If you are a beginner, the following links from our beginner site, Common Woodworking, may be useful to you:
- The Plough Plane Guide – This is a general guide which covers what the tool is and the names of the parts
- Buying a Plough Plane – This guide recommends what to look for when buying a plough plane and the best place to buy from
- Using a Plough Plane – This guide shows you how to use your plough plane
- Sharpening a Plough Plane – This guide will show you the basics of setting up your plough plane for use and how to maintain and sharpen it
Could you make a poor man’s plough plane?
You can adapt the rebate plane making video we did to make a poor man’s plough plane. We don’t really have time to go into it in detail at the moment but you should be able to work it out as long as you address the following aspects:
- The sole and blade need to be of a similar width, so you could rebate the base to the width of the chisel.
- You would need a fence or you could clamp a piece to the work to guide the plane.
- A depth stop is also useful, but this can just be a clamp as in the rebate plane video.
Cutting a Groove With a Plough Plane
Can you cut a groove without a plough plane?
A simple method that uses the tools you probably have at hand is that you can mark it with a pencil or gauge, cut the extremes with a saw and chisel out the waste with a relevant width chisel. This is probably more of a temporary solution.
Preparing a Plough Plane for Use
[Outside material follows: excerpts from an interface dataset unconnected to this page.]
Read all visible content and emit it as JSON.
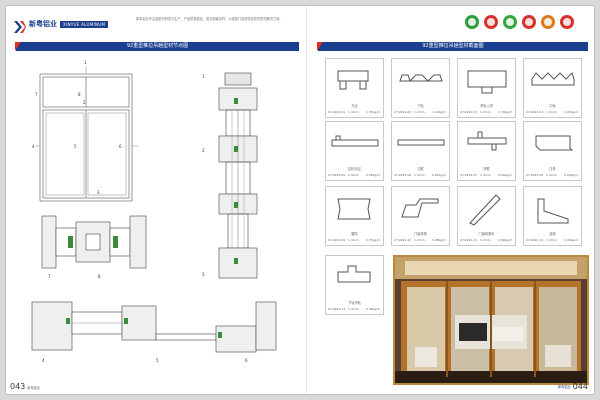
{
  "header": {
    "brand_cn": "新粤铝业",
    "brand_en": "XINYUE ALUMINUM",
    "intro": "新粤铝业专注铝型材研发与生产，产品质量稳定，款式新颖多样，为家居门窗提供优质的型材解决方案。",
    "badges": [
      {
        "name": "badge-1",
        "color": "#2e9d3a"
      },
      {
        "name": "badge-2",
        "color": "#d8312b"
      },
      {
        "name": "badge-3",
        "color": "#35a640"
      },
      {
        "name": "badge-4",
        "color": "#d8312b"
      },
      {
        "name": "badge-5",
        "color": "#e07a1f"
      },
      {
        "name": "badge-6",
        "color": "#d8312b"
      }
    ]
  },
  "left_page": {
    "title": "92重型推拉吊趟型材节点图",
    "window_numbers": [
      "1",
      "2",
      "3",
      "4",
      "5",
      "6",
      "7",
      "8"
    ],
    "section_numbers": [
      "1",
      "2",
      "3"
    ],
    "detail_numbers": [
      "7",
      "8"
    ],
    "bottom_numbers": [
      "4",
      "5",
      "6"
    ],
    "page_number": "043",
    "page_label": "新粤铝业"
  },
  "right_page": {
    "title": "92重型推拉吊趟型材截面图",
    "page_number": "044",
    "page_label": "新粤铝业",
    "profiles": [
      {
        "name": "光企",
        "code": "XY-9292-01",
        "thick": "1.4mm",
        "weight": "1.35kg/m"
      },
      {
        "name": "下轨",
        "code": "XY-9292-02",
        "thick": "1.4mm",
        "weight": "1.12kg/m"
      },
      {
        "name": "吊轨上滑",
        "code": "XY-9292-03",
        "thick": "1.4mm",
        "weight": "1.79kg/m"
      },
      {
        "name": "中轨",
        "code": "XY-9292-04",
        "thick": "1.4mm",
        "weight": "1.05kg/m"
      },
      {
        "name": "边封/勾企",
        "code": "XY-9292-05",
        "thick": "1.4mm",
        "weight": "0.56kg/m"
      },
      {
        "name": "边框",
        "code": "XY-9292-06",
        "thick": "1.4mm",
        "weight": "0.81kg/m"
      },
      {
        "name": "拼框",
        "code": "XY-9292-07",
        "thick": "1.4mm",
        "weight": "0.90kg/m"
      },
      {
        "name": "压条",
        "code": "XY-9292-08",
        "thick": "1.4mm",
        "weight": "0.24kg/m"
      },
      {
        "name": "腰枋",
        "code": "XY-9292-09",
        "thick": "1.4mm",
        "weight": "0.71kg/m"
      },
      {
        "name": "门窗转角",
        "code": "XY-9292-10",
        "thick": "1.4mm",
        "weight": "0.98kg/m"
      },
      {
        "name": "门窗转角料",
        "code": "XY-9292-11",
        "thick": "1.4mm",
        "weight": "0.69kg/m"
      },
      {
        "name": "挂钩",
        "code": "XY-9292-12",
        "thick": "1.4mm",
        "weight": "0.43kg/m"
      },
      {
        "name": "下轨滑轨",
        "code": "XY-9292-13",
        "thick": "1.4mm",
        "weight": "0.46kg/m"
      }
    ]
  }
}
Flattening – You will want to check the flatness of the base and possibly flatten. There is no need to work the sides.
Iron – No need to feather edge the corners of the plane iron, keep them straight and square to the edge.
Fences and depth shoes – It is probably not necessary to flatten the fences and depth shoes. You can feather the leading edges with a file and soften with abrasive paper to lower risk of jarring.
How do you set a plough plane that doesn’t have adjusters?
To set the iron, loosen the lever cap tightening screw near the upper end of the cap iron just a partial amount until you can tweak the iron to set it visual and try to gauge the depth so that the cutting iron protrudes the right amount. Further depth can be tapped even with the cap iron tightened.
This is quick and effective and not inferior to those with adjusters once you are used to it. Definitely no need to retrofit with adjuster. It’s not worth the effort.